AppleInsider is supported by its audience and may earn commission as an Amazon Associate and affiliate partner on qualifying purchases. These affiliate partnerships do not influence our editorial content.
Vying against Comcast, Disney has passed a critical obstacle in its push to acquire 21st Century Fox: antitrust approval from the U.S. Justice Department, contingent on divesting itself of some of Fox's assets should a deal go through.
Specifically Disney will have to shed itself of Fox's various regional sports networks, since the former's ownership of ESPN would give it overwhelming control of U.S. sports broadcasting, Variety reported.
"American consumers have benefitted from head-to-head competition between Disney and Fox's cable sports programming that ultimately has prevented cable television subscription prices from rising even higher," said Makan Delrahim, head of the Justice Department's Antitrust Division. "Today's settlement will ensure that sports programming competition is preserved in the local markets where Disney and Fox compete for cable and satellite distribution."
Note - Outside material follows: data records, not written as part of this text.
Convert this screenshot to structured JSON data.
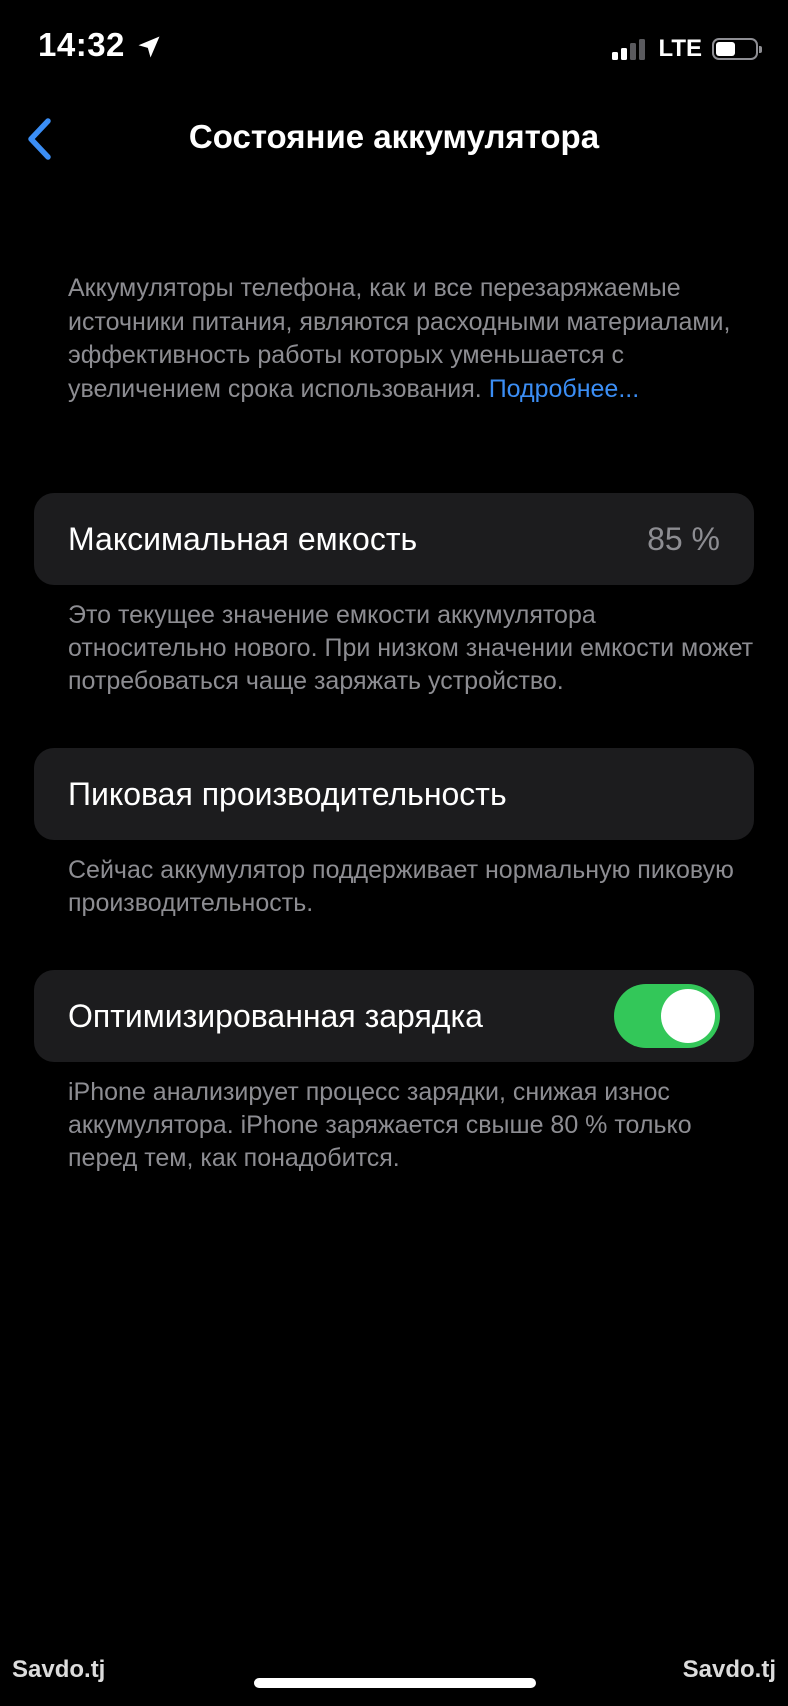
{
  "status_bar": {
    "time": "14:32",
    "network": "LTE",
    "signal_active_bars": 2,
    "signal_total_bars": 4,
    "battery_level": 0.5
  },
  "nav": {
    "title": "Состояние аккумулятора",
    "back_icon": "chevron-left-icon"
  },
  "intro": {
    "text": "Аккумуляторы телефона, как и все перезаряжаемые источники питания, являются расходными материалами, эффективность работы которых уменьшается с увеличением срока использования.",
    "link": "Подробнее..."
  },
  "max_capacity": {
    "label": "Максимальная емкость",
    "value": "85 %",
    "footer": "Это текущее значение емкости аккумулятора относительно нового. При низком значении емкости может потребоваться чаще заряжать устройство."
  },
  "peak_performance": {
    "label": "Пиковая производительность",
    "footer": "Сейчас аккумулятор поддерживает нормальную пиковую производительность."
  },
  "optimized_charging": {
    "label": "Оптимизированная зарядка",
    "enabled": true,
    "footer": "iPhone анализирует процесс зарядки, снижая износ аккумулятора. iPhone заряжается свыше 80 % только перед тем, как понадобится."
  },
  "watermarks": {
    "left": "Savdo.tj",
    "right": "Savdo.tj"
  },
  "colors": {
    "background": "#000000",
    "cell": "#1c1c1e",
    "secondary_text": "#8d8d92",
    "link": "#3b8ef5",
    "toggle_on": "#33c759",
    "signal_inactive": "#5a5a5e"
  }
}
Last week Disney raised its bid for 21st Century Fox to $71.3 billion in cash and stocks, looking to beat out Comcast, which previously tendered an all-cash bid of $65 billion. Justice Department approval should help make a case to Fox shareholders and board members, though Comcast is likely to propose an even higher bid that the Fox board will be obligated to consider.
Any Disney deal would leave out some signature divisions, namely Fox Broadcasting, Fox News, and Fox Sports.
21st Century Fox, for its part, is thought to favor Disney over Comcast precisely because of antitrust concerns. Comcast already owns NBC and Universal properties, and putting Fox under that wing would likely engender even stiffer opposition than the $85 billion merger of AT&T and Time Warner. Comcast could be forced to divest more assets than Disney is preparing to, forcing a lower bid.
Apple and Disney have long had close ties. Apple co-founder Steve Jobs was once in charge of Pixar, which after Disney's takeover made Jobs Disney's biggest individual shareholder. Disney CEO Bob Iger is a member of Apple's board of directors, and Apple regularly promotes Disney media on iTunes and the App Store.
Disney access to Fox assets could nevertheless make things tougher for Apple in 2019. The former is planning on launching its own streaming service, which could end up going toe-to-toe with Apple's $1 billion video slate, expected to premiere sometime next year and possibly as soon as March.